Zany, maybe a little obnoxious, "Ceremony" takes up the tale of a young children's book author (Michael Angarano) who writes letters to an older woman (Uma Thurman) and ends up crashing her wedding weekend. This flick is listed on Vulture's great indie romantic comedies list that didn't make more than $15 million.
Rent "Ceremony" on Amazon or other services.
"Bringing Up Baby" (1938)
An oldie but very goodie, with eccentric heiress Katharine Hepburn getting hilariously entwined with shy paleontologist Cary Grant as they try to correct a misunderstanding involving pet leopards. Great dialogue and great hats, too.
View "Bringing Up Baby" on Watch TCM or rent it on Fandango Now or other services.
"Poetic Justice" (1993)
For real, this stars Janet Jackson and Tupac Shakur as a poetic hair stylist and a postal clerk who hit the road with some quirky buddies for an overnight delivery run.
Watch "Poetic Justice" on Starz or rent it on Playstation, Amazon or other streaming services.
"Breaking Away" (1979)
Uplifting and all 70s (yeah, that's a young Dennis Quaid in there wearing cutoffs), this is the story of a small-town Midwestern kid who somehow develops a fascination for the Italian cycling team. Will biking help him win the college girl?
Rent "Breaking Away" on Google Play, Amazon or iTunes.

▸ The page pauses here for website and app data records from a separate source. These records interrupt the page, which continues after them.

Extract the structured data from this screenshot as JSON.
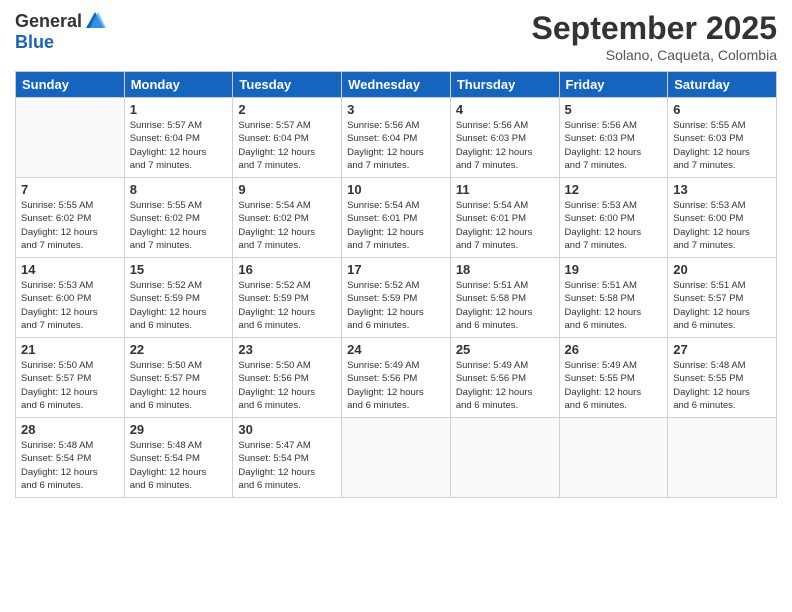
{
  "logo": {
    "general": "General",
    "blue": "Blue"
  },
  "title": "September 2025",
  "location": "Solano, Caqueta, Colombia",
  "days_header": [
    "Sunday",
    "Monday",
    "Tuesday",
    "Wednesday",
    "Thursday",
    "Friday",
    "Saturday"
  ],
  "weeks": [
    [
      {
        "day": "",
        "info": ""
      },
      {
        "day": "1",
        "info": "Sunrise: 5:57 AM\nSunset: 6:04 PM\nDaylight: 12 hours\nand 7 minutes."
      },
      {
        "day": "2",
        "info": "Sunrise: 5:57 AM\nSunset: 6:04 PM\nDaylight: 12 hours\nand 7 minutes."
      },
      {
        "day": "3",
        "info": "Sunrise: 5:56 AM\nSunset: 6:04 PM\nDaylight: 12 hours\nand 7 minutes."
      },
      {
        "day": "4",
        "info": "Sunrise: 5:56 AM\nSunset: 6:03 PM\nDaylight: 12 hours\nand 7 minutes."
      },
      {
        "day": "5",
        "info": "Sunrise: 5:56 AM\nSunset: 6:03 PM\nDaylight: 12 hours\nand 7 minutes."
      },
      {
        "day": "6",
        "info": "Sunrise: 5:55 AM\nSunset: 6:03 PM\nDaylight: 12 hours\nand 7 minutes."
      }
    ],
    [
      {
        "day": "7",
        "info": "Sunrise: 5:55 AM\nSunset: 6:02 PM\nDaylight: 12 hours\nand 7 minutes."
      },
      {
        "day": "8",
        "info": "Sunrise: 5:55 AM\nSunset: 6:02 PM\nDaylight: 12 hours\nand 7 minutes."
      },
      {
        "day": "9",
        "info": "Sunrise: 5:54 AM\nSunset: 6:02 PM\nDaylight: 12 hours\nand 7 minutes."
      },
      {
        "day": "10",
        "info": "Sunrise: 5:54 AM\nSunset: 6:01 PM\nDaylight: 12 hours\nand 7 minutes."
      },
      {
        "day": "11",
        "info": "Sunrise: 5:54 AM\nSunset: 6:01 PM\nDaylight: 12 hours\nand 7 minutes."
      },
      {
        "day": "12",
        "info": "Sunrise: 5:53 AM\nSunset: 6:00 PM\nDaylight: 12 hours\nand 7 minutes."
      },
      {
        "day": "13",
        "info": "Sunrise: 5:53 AM\nSunset: 6:00 PM\nDaylight: 12 hours\nand 7 minutes."
      }
    ],
    [
      {
        "day": "14",
        "info": "Sunrise: 5:53 AM\nSunset: 6:00 PM\nDaylight: 12 hours\nand 7 minutes."
      },
      {
        "day": "15",
        "info": "Sunrise: 5:52 AM\nSunset: 5:59 PM\nDaylight: 12 hours\nand 6 minutes."
      },
      {
        "day": "16",
        "info": "Sunrise: 5:52 AM\nSunset: 5:59 PM\nDaylight: 12 hours\nand 6 minutes."
      },
      {
        "day": "17",
        "info": "Sunrise: 5:52 AM\nSunset: 5:59 PM\nDaylight: 12 hours\nand 6 minutes."
      },
      {
        "day": "18",
        "info": "Sunrise: 5:51 AM\nSunset: 5:58 PM\nDaylight: 12 hours\nand 6 minutes."
      },
      {
        "day": "19",
        "info": "Sunrise: 5:51 AM\nSunset: 5:58 PM\nDaylight: 12 hours\nand 6 minutes."
      },
      {
        "day": "20",
        "info": "Sunrise: 5:51 AM\nSunset: 5:57 PM\nDaylight: 12 hours\nand 6 minutes."
      }
    ],
    [
      {
        "day": "21",
        "info": "Sunrise: 5:50 AM\nSunset: 5:57 PM\nDaylight: 12 hours\nand 6 minutes."
      },
      {
        "day": "22",
        "info": "Sunrise: 5:50 AM\nSunset: 5:57 PM\nDaylight: 12 hours\nand 6 minutes."
      },
      {
        "day": "23",
        "info": "Sunrise: 5:50 AM\nSunset: 5:56 PM\nDaylight: 12 hours\nand 6 minutes."
      },
      {
        "day": "24",
        "info": "Sunrise: 5:49 AM\nSunset: 5:56 PM\nDaylight: 12 hours\nand 6 minutes."
      },
      {
        "day": "25",
        "info": "Sunrise: 5:49 AM\nSunset: 5:56 PM\nDaylight: 12 hours\nand 6 minutes."
      },
      {
        "day": "26",
        "info": "Sunrise: 5:49 AM\nSunset: 5:55 PM\nDaylight: 12 hours\nand 6 minutes."
      },
      {
        "day": "27",
        "info": "Sunrise: 5:48 AM\nSunset: 5:55 PM\nDaylight: 12 hours\nand 6 minutes."
      }
    ],
    [
      {
        "day": "28",
        "info": "Sunrise: 5:48 AM\nSunset: 5:54 PM\nDaylight: 12 hours\nand 6 minutes."
      },
      {
        "day": "29",
        "info": "Sunrise: 5:48 AM\nSunset: 5:54 PM\nDaylight: 12 hours\nand 6 minutes."
      },
      {
        "day": "30",
        "info": "Sunrise: 5:47 AM\nSunset: 5:54 PM\nDaylight: 12 hours\nand 6 minutes."
      },
      {
        "day": "",
        "info": ""
      },
      {
        "day": "",
        "info": ""
      },
      {
        "day": "",
        "info": ""
      },
      {
        "day": "",
        "info": ""
      }
    ]
  ]
}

Sure, this was the first and far-away best Rocky Balboa film. But along with the boxing, Sylvester Stallone wrote a simple, sweet and sorta unusual romance in there, between the aspiring boxer and his favorite spinster, a pet shop clerk. "Adrian!"

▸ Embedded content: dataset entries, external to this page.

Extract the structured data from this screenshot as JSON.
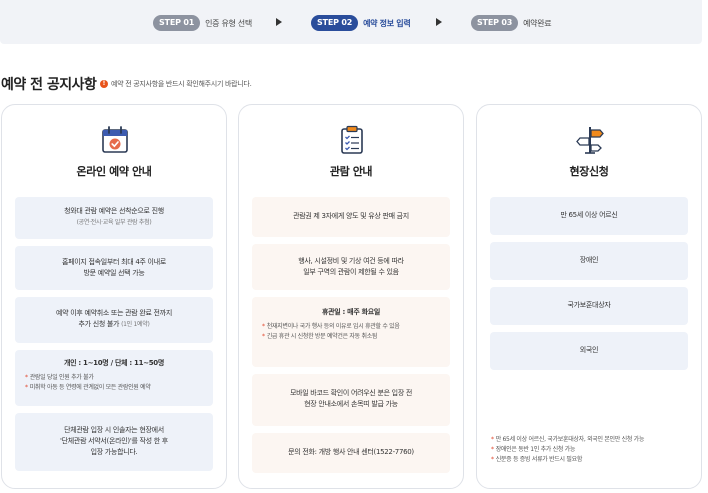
{
  "steps": [
    {
      "badge": "STEP 01",
      "label": "인증 유형 선택",
      "active": false
    },
    {
      "badge": "STEP 02",
      "label": "예약 정보 입력",
      "active": true
    },
    {
      "badge": "STEP 03",
      "label": "예약완료",
      "active": false
    }
  ],
  "page": {
    "title": "예약 전 공지사항",
    "notice_icon": "!",
    "notice": "예약 전 공지사항을 반드시 확인해주시기 바랍니다."
  },
  "cards": [
    {
      "icon": "calendar-check-icon",
      "title": "온라인 예약 안내",
      "boxes": [
        {
          "lines": [
            "청와대 관람 예약은 선착순으로 진행"
          ],
          "sub": "(공연·전시·교육 일부 관람 추첨)"
        },
        {
          "lines": [
            "홈페이지 접속일부터 최대 4주 이내로",
            "방문 예약일 선택 가능"
          ]
        },
        {
          "line1": "예약 이후 예약취소 또는 관람 완료 전까지",
          "line2_main": "추가 신청 불가",
          "line2_sub": "(1인 1예약)"
        },
        {
          "bold": "개인 : 1~10명 / 단체 : 11~50명",
          "notes": [
            "관람일 당일 인원 추가 불가",
            "미취학 아동 등 연령에 관계없이 모든 관람인원 예약"
          ]
        },
        {
          "lines": [
            "단체관람 입장 시 인솔자는 현장에서",
            "'단체관람 서약서(온라인)'를 작성 한 후",
            "입장 가능합니다."
          ]
        }
      ]
    },
    {
      "icon": "clipboard-check-icon",
      "title": "관람 안내",
      "boxes": [
        {
          "lines": [
            "관람권 제 3자에게 양도 및 유상 판매 금지"
          ]
        },
        {
          "lines": [
            "행사, 시설정비 및 기상 여건 등에 따라",
            "일부 구역의 관람이 제한될 수 있음"
          ]
        },
        {
          "bold": "휴관일 : 매주 화요일",
          "notes": [
            "천재지변이나 국가 행사 등의 이유로 임시 휴관할 수 있음",
            "긴급 휴관 시 신청한 방문 예약건은 자동 취소됨"
          ]
        },
        {
          "lines": [
            "모바일 바코드 확인이 어려우신 분은 입장 전",
            "현장 안내소에서 손목띠 발급 가능"
          ]
        },
        {
          "lines": [
            "문의 전화: 개방 행사 안내 센터(1522-7760)"
          ]
        }
      ]
    },
    {
      "icon": "signpost-icon",
      "title": "현장신청",
      "boxes": [
        {
          "lines": [
            "만 65세 이상 어르신"
          ]
        },
        {
          "lines": [
            "장애인"
          ]
        },
        {
          "lines": [
            "국가보훈대상자"
          ]
        },
        {
          "lines": [
            "외국인"
          ]
        }
      ],
      "notes": [
        "만 65세 이상 어르신, 국가보훈대상자, 외국인 본인만 신청 가능",
        "장애인은 동반 1인 추가 신청 가능",
        "신분증 등 증빙 서류가 반드시 필요함"
      ]
    }
  ],
  "colors": {
    "active_step": "#2a4d9b",
    "inactive_step": "#8d93a0",
    "accent_red": "#e0452b",
    "icon_orange": "#f08a1c"
  }
}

Rent or buy "Rocky" on Amazon.
"Raising Arizona" (1987)
An early Coen brothers film lights up the screen with a quirky childless couple who helps themselves to another family's quintuplets. It stars Nicolas Cage and Holly Hunter.

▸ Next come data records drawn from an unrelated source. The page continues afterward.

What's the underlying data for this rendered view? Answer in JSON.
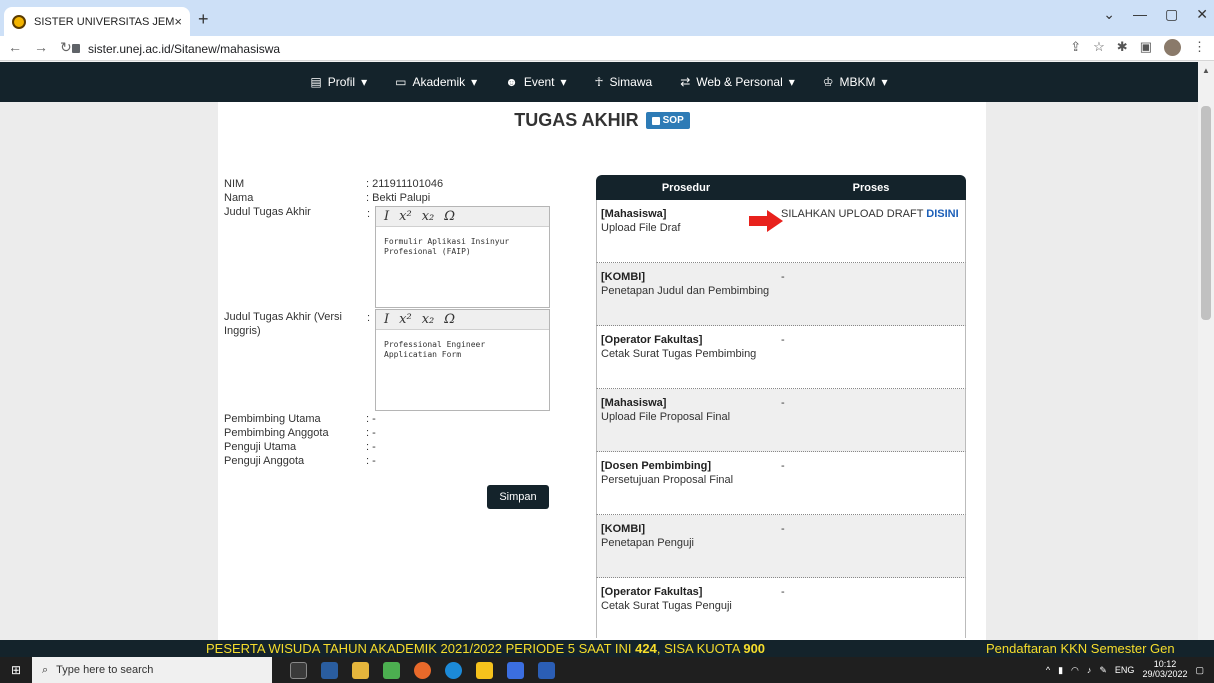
{
  "browser": {
    "tab_title": "SISTER UNIVERSITAS JEMBER",
    "tab_close": "×",
    "new_tab": "+",
    "url": "sister.unej.ac.id/Sitanew/mahasiswa"
  },
  "nav": {
    "items": [
      {
        "label": "Profil",
        "caret": "▾",
        "icon": "id-card-icon"
      },
      {
        "label": "Akademik",
        "caret": "▾",
        "icon": "monitor-icon"
      },
      {
        "label": "Event",
        "caret": "▾",
        "icon": "people-icon"
      },
      {
        "label": "Simawa",
        "caret": "",
        "icon": "run-icon"
      },
      {
        "label": "Web & Personal",
        "caret": "▾",
        "icon": "shuffle-icon"
      },
      {
        "label": "MBKM",
        "caret": "▾",
        "icon": "graduation-icon"
      }
    ]
  },
  "page": {
    "title": "TUGAS AKHIR",
    "sop_label": "SOP"
  },
  "form": {
    "nim_label": "NIM",
    "nim_value": ": 211911101046",
    "nama_label": "Nama",
    "nama_value": ": Bekti Palupi",
    "judul_label": "Judul Tugas Akhir",
    "judul_colon": ":",
    "judul_text": "Formulir Aplikasi Insinyur Profesional (FAIP)",
    "judul_en_label": "Judul Tugas Akhir (Versi Inggris)",
    "judul_en_colon": ":",
    "judul_en_text": "Professional Engineer Applicatian Form",
    "pembimbing_utama_label": "Pembimbing Utama",
    "pembimbing_utama_value": ": -",
    "pembimbing_anggota_label": "Pembimbing Anggota",
    "pembimbing_anggota_value": ": -",
    "penguji_utama_label": "Penguji Utama",
    "penguji_utama_value": ": -",
    "penguji_anggota_label": "Penguji Anggota",
    "penguji_anggota_value": ": -",
    "toolbar": {
      "italic": "I",
      "superscript": "x²",
      "subscript": "x₂",
      "omega": "Ω"
    },
    "save_label": "Simpan"
  },
  "table": {
    "header_prosedur": "Prosedur",
    "header_proses": "Proses",
    "rows": [
      {
        "role": "[Mahasiswa]",
        "desc": "Upload File Draf",
        "proses_prefix": "SILAHKAN UPLOAD DRAFT ",
        "proses_link": "DISINI"
      },
      {
        "role": "[KOMBI]",
        "desc": "Penetapan Judul dan Pembimbing",
        "proses": "-"
      },
      {
        "role": "[Operator Fakultas]",
        "desc": "Cetak Surat Tugas Pembimbing",
        "proses": "-"
      },
      {
        "role": "[Mahasiswa]",
        "desc": "Upload File Proposal Final",
        "proses": "-"
      },
      {
        "role": "[Dosen Pembimbing]",
        "desc": "Persetujuan Proposal Final",
        "proses": "-"
      },
      {
        "role": "[KOMBI]",
        "desc": "Penetapan Penguji",
        "proses": "-"
      },
      {
        "role": "[Operator Fakultas]",
        "desc": "Cetak Surat Tugas Penguji",
        "proses": "-"
      }
    ]
  },
  "ticker": {
    "part1": "PESERTA WISUDA TAHUN AKADEMIK 2021/2022 PERIODE 5 SAAT INI ",
    "count": "424",
    "part2": ", SISA KUOTA ",
    "quota": "900",
    "right_text": "Pendaftaran KKN Semester Gen"
  },
  "taskbar": {
    "search_placeholder": "Type here to search",
    "lang": "ENG",
    "time": "10:12",
    "date": "29/03/2022"
  },
  "colors": {
    "nav_bg": "#14232b",
    "sop_blue": "#2d7bb6",
    "link_blue": "#1c5fb8",
    "ticker_yellow": "#f5dd2c",
    "arrow_red": "#e8211c"
  }
}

Rent "Raising Arizona" on Amazon, iTunes or other streaming services.
"Lars and the Real Girl" (2007)
In Ryan Gosling's truest acting job to date, he plays a troubled man who starts dating an, ah, doll. His relationship alters all around him and creates some great dialogue and black humor.
Watch "Lars and the Real Girl" on Starz or rent it on numerous streaming services.
"Baby Driver" (2017)
You can have action and offbeat romance, too. The proof is in this hot Edgar Wright heist movie, with its pulsing soundtrack that's almost a character, a fine turn by Jamie Foxx as a villain and lots of getaway driving. Our hero is the getaway driver and improbable charmer of a local waitress.
Rent "Baby Driver" at Fandango Now or other streaming services.
"Fried Green Tomatoes" (1991)
A tangle of Southern drama, 60s girl power and a crafty murder scene, "Fried Green Tomatoes" also teases out an unlikely (for the times) romance by the end. Novelist Fannie Flagg wrote the book and the screenplay, and the show stars Kathy Bates, Jessica Tandy and Mary Stuart Masterson, with Cicely Tyson as Sipsy.
Rent "Fried Green Tomatoes" on Amazon or from other services.
"The African Queen" (1951)
An oddball couple who start out as a prim missionary (Katharine Hepburn) and an unwilling hero of a riverboat captain (Humphrey Bogart) end up fighting Nazis. For a different take on the ending, check out the C.S. Forester novel that James Agee adapted for the screen.
Watch "The African Queen" on Netflix.
In this Western that's loosely based on history, heartthrobs Paul Newman and Robert Redford play the namesake anti-hero robbers. The offbeat romance enters with Katharine Ross playing Etta Place, the 26-year-old school teacher who follows them on the lam and loves them both. Her lovely line: "I won't watch you die. I'll miss that scene if you don't mind."
Watch "Butch Cassidy and the Sundance Kid" on Cinemax or rent it on various streaming services.